Some of the contractual conditions include holding regular consultations to facilitate and ensure continued compliance with the MMA, and reconciling different interests in the formulation and implementation of monetary and foreign exchange policies for the Common Monetary Area. There would also be no restrictions on the transfer of funds, whether for current or capital purposes, between the areas of the contracting parties.
The rand already serves as legal tender and is widely used and accepted in the participating countries. Under the terms of the MMA, the other member states are entitled to issue their own national currency.

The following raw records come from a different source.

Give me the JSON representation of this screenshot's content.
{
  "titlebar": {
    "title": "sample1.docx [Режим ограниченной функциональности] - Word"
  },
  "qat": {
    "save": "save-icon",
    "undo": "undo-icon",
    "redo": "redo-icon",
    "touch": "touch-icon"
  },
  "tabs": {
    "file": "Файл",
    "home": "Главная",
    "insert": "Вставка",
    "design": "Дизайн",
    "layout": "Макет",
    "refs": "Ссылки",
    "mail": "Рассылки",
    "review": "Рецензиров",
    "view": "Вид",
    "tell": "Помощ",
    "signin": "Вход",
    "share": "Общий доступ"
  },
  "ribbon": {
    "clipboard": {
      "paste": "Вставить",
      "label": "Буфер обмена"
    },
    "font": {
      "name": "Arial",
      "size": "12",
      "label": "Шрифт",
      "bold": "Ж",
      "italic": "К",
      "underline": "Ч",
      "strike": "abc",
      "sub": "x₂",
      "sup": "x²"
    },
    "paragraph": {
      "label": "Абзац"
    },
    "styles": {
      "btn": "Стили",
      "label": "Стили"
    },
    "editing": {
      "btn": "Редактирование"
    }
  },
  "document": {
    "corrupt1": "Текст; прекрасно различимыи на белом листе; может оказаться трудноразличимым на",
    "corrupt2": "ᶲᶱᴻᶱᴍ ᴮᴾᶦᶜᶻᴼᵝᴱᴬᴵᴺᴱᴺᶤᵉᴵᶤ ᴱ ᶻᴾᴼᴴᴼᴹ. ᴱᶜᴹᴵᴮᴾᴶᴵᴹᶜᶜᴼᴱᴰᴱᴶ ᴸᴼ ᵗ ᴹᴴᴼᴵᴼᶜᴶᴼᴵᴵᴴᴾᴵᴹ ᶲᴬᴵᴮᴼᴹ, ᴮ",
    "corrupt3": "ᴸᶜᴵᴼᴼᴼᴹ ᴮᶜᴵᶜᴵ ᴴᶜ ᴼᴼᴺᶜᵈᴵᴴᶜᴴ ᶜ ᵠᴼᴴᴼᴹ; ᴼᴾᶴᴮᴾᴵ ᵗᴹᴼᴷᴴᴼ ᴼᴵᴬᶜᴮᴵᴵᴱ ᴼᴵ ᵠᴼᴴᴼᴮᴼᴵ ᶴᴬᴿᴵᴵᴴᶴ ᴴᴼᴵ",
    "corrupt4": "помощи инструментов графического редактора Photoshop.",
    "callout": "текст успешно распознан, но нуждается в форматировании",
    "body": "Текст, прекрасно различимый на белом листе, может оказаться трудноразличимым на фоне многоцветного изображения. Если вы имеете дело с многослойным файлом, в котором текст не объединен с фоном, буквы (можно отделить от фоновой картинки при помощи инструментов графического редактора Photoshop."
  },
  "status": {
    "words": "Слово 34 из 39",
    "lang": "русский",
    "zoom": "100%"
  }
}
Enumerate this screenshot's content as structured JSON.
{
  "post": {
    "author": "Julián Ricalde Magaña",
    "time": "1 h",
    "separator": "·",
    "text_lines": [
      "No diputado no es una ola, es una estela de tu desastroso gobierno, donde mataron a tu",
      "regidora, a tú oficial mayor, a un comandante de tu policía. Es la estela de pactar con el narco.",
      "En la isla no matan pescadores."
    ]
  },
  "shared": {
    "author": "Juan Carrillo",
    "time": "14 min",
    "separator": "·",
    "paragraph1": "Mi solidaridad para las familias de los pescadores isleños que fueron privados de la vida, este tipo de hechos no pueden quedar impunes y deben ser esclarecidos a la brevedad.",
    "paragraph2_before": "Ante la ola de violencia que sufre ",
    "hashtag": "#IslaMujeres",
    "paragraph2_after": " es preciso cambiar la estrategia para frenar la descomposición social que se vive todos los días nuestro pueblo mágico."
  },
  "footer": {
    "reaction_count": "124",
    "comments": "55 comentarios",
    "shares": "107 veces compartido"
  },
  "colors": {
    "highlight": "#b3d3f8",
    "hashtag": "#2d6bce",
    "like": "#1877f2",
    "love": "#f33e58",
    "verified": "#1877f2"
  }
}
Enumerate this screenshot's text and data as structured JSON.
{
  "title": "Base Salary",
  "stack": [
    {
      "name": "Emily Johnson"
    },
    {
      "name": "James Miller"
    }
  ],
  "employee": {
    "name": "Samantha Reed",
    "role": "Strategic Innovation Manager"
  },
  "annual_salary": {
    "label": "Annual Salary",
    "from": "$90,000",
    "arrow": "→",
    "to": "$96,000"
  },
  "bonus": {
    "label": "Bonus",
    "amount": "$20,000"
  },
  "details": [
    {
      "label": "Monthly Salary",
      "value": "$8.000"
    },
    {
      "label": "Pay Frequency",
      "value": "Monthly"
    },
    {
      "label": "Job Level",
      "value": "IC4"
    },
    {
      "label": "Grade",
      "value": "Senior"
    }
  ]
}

An advantage, Sikhakhane pointed out, is that Zimbabwe already has the rand in circulation. ‘This can continue, and as banknotes in circulation become worn out in Zimbabwe, they can, as other neighbouring countries do, send the worn out banknotes to SA for replacement.’
However, Davison Norupiri, president of the Zimbabwe National Chamber of Commerce, said there would be limited impact by the formal adoption of the rand by Zimbabwe. ‘Our problem is not on the currency we use, but on sorting [out] the fundamental economic issues, such as increasing our exports, attracting foreign direct investment and getting lines of credit from the International Monetary Fund,’ he said. ‘As the [Chamber] we are not for [rand adoption]. The rand is not our local currency and, in any case, we can’t get it for free … we need US dollars to buy the rand.’